__TASK REQUIREMENTS__
Please write out the whole listing that follows exactly; the pictures stay out.

__WORKING DATA__
———
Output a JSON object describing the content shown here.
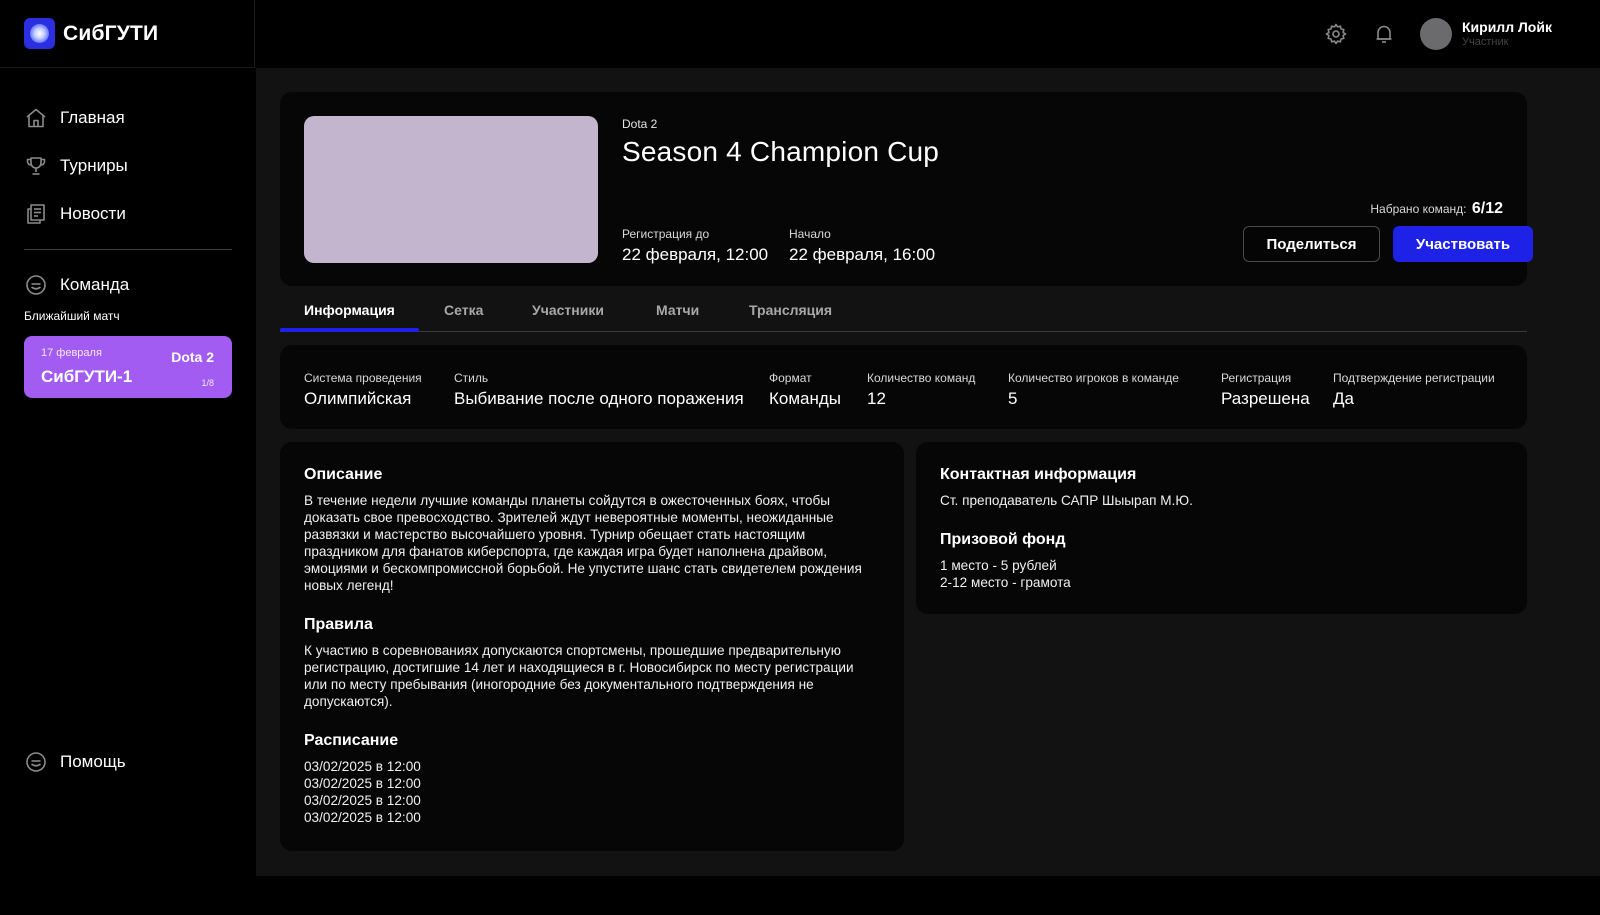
{
  "app": {
    "name": "СибГУТИ"
  },
  "sidebar": {
    "items": [
      {
        "label": "Главная",
        "icon": "home-icon"
      },
      {
        "label": "Турниры",
        "icon": "trophy-icon"
      },
      {
        "label": "Новости",
        "icon": "news-icon"
      },
      {
        "label": "Команда",
        "icon": "team-icon"
      }
    ],
    "nearest_match": {
      "title": "Ближайший матч",
      "date": "17 февраля",
      "game": "Dota 2",
      "team": "СибГУТИ-1",
      "round": "1/8",
      "color": "#a25cf2"
    },
    "help": {
      "label": "Помощь",
      "icon": "help-icon"
    }
  },
  "header": {
    "user": {
      "name": "Кирилл Лойк",
      "role": "Участник"
    }
  },
  "tournament": {
    "game": "Dota 2",
    "title": "Season 4 Champion Cup",
    "registration_label": "Регистрация до",
    "registration_value": "22 февраля, 12:00",
    "start_label": "Начало",
    "start_value": "22 февраля, 16:00",
    "teams_label": "Набрано команд:",
    "teams_value": "6/12",
    "share_label": "Поделиться",
    "join_label": "Участвовать",
    "accent": "#1d22e6"
  },
  "tabs": [
    {
      "label": "Информация",
      "active": true
    },
    {
      "label": "Сетка",
      "active": false
    },
    {
      "label": "Участники",
      "active": false
    },
    {
      "label": "Матчи",
      "active": false
    },
    {
      "label": "Трансляция",
      "active": false
    }
  ],
  "properties": [
    {
      "label": "Система проведения",
      "value": "Олимпийская"
    },
    {
      "label": "Стиль",
      "value": "Выбивание после одного поражения"
    },
    {
      "label": "Формат",
      "value": "Команды"
    },
    {
      "label": "Количество команд",
      "value": "12"
    },
    {
      "label": "Количество игроков в команде",
      "value": "5"
    },
    {
      "label": "Регистрация",
      "value": "Разрешена"
    },
    {
      "label": "Подтверждение регистрации",
      "value": "Да"
    }
  ],
  "description": {
    "title": "Описание",
    "text": "В течение недели лучшие команды планеты сойдутся в ожесточенных боях, чтобы доказать свое превосходство. Зрителей ждут невероятные моменты, неожиданные развязки и мастерство высочайшего уровня. Турнир обещает стать настоящим праздником для фанатов киберспорта, где каждая игра будет наполнена драйвом, эмоциями и бескомпромиссной борьбой. Не упустите шанс стать свидетелем рождения новых легенд!"
  },
  "rules": {
    "title": "Правила",
    "text": "К участию в соревнованиях допускаются спортсмены, прошедшие предварительную регистрацию, достигшие 14 лет и находящиеся в г. Новосибирск по месту регистрации или по месту пребывания (иногородние без документального подтверждения не допускаются)."
  },
  "schedule": {
    "title": "Расписание",
    "items": [
      "03/02/2025 в 12:00",
      "03/02/2025 в 12:00",
      "03/02/2025 в 12:00",
      "03/02/2025 в 12:00"
    ]
  },
  "contacts": {
    "title": "Контактная информация",
    "text": "Ст. преподаватель САПР Шыырап М.Ю."
  },
  "prize": {
    "title": "Призовой фонд",
    "items": [
      "1 место - 5 рублей",
      "2-12 место - грамота"
    ]
  }
}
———
__EXPECTED OUTPUT__
Output a JSON object describing the content shown here.
{
  "app": {
    "name": "СибГУТИ"
  },
  "sidebar": {
    "items": [
      {
        "label": "Главная",
        "icon": "home-icon"
      },
      {
        "label": "Турниры",
        "icon": "trophy-icon"
      },
      {
        "label": "Новости",
        "icon": "news-icon"
      },
      {
        "label": "Команда",
        "icon": "team-icon"
      }
    ],
    "nearest_match": {
      "title": "Ближайший матч",
      "date": "17 февраля",
      "game": "Dota 2",
      "team": "СибГУТИ-1",
      "round": "1/8",
      "color": "#a25cf2"
    },
    "help": {
      "label": "Помощь",
      "icon": "help-icon"
    }
  },
  "header": {
    "user": {
      "name": "Кирилл Лойк",
      "role": "Участник"
    }
  },
  "tournament": {
    "game": "Dota 2",
    "title": "Season 4 Champion Cup",
    "registration_label": "Регистрация до",
    "registration_value": "22 февраля, 12:00",
    "start_label": "Начало",
    "start_value": "22 февраля, 16:00",
    "teams_label": "Набрано команд:",
    "teams_value": "6/12",
    "share_label": "Поделиться",
    "join_label": "Участвовать",
    "accent": "#1d22e6"
  },
  "tabs": [
    {
      "label": "Информация",
      "active": true
    },
    {
      "label": "Сетка",
      "active": false
    },
    {
      "label": "Участники",
      "active": false
    },
    {
      "label": "Матчи",
      "active": false
    },
    {
      "label": "Трансляция",
      "active": false
    }
  ],
  "properties": [
    {
      "label": "Система проведения",
      "value": "Олимпийская"
    },
    {
      "label": "Стиль",
      "value": "Выбивание после одного поражения"
    },
    {
      "label": "Формат",
      "value": "Команды"
    },
    {
      "label": "Количество команд",
      "value": "12"
    },
    {
      "label": "Количество игроков в команде",
      "value": "5"
    },
    {
      "label": "Регистрация",
      "value": "Разрешена"
    },
    {
      "label": "Подтверждение регистрации",
      "value": "Да"
    }
  ],
  "description": {
    "title": "Описание",
    "text": "В течение недели лучшие команды планеты сойдутся в ожесточенных боях, чтобы доказать свое превосходство. Зрителей ждут невероятные моменты, неожиданные развязки и мастерство высочайшего уровня. Турнир обещает стать настоящим праздником для фанатов киберспорта, где каждая игра будет наполнена драйвом, эмоциями и бескомпромиссной борьбой. Не упустите шанс стать свидетелем рождения новых легенд!"
  },
  "rules": {
    "title": "Правила",
    "text": "К участию в соревнованиях допускаются спортсмены, прошедшие предварительную регистрацию, достигшие 14 лет и находящиеся в г. Новосибирск по месту регистрации или по месту пребывания (иногородние без документального подтверждения не допускаются)."
  },
  "schedule": {
    "title": "Расписание",
    "items": [
      "03/02/2025 в 12:00",
      "03/02/2025 в 12:00",
      "03/02/2025 в 12:00",
      "03/02/2025 в 12:00"
    ]
  },
  "contacts": {
    "title": "Контактная информация",
    "text": "Ст. преподаватель САПР Шыырап М.Ю."
  },
  "prize": {
    "title": "Призовой фонд",
    "items": [
      "1 место - 5 рублей",
      "2-12 место - грамота"
    ]
  }
}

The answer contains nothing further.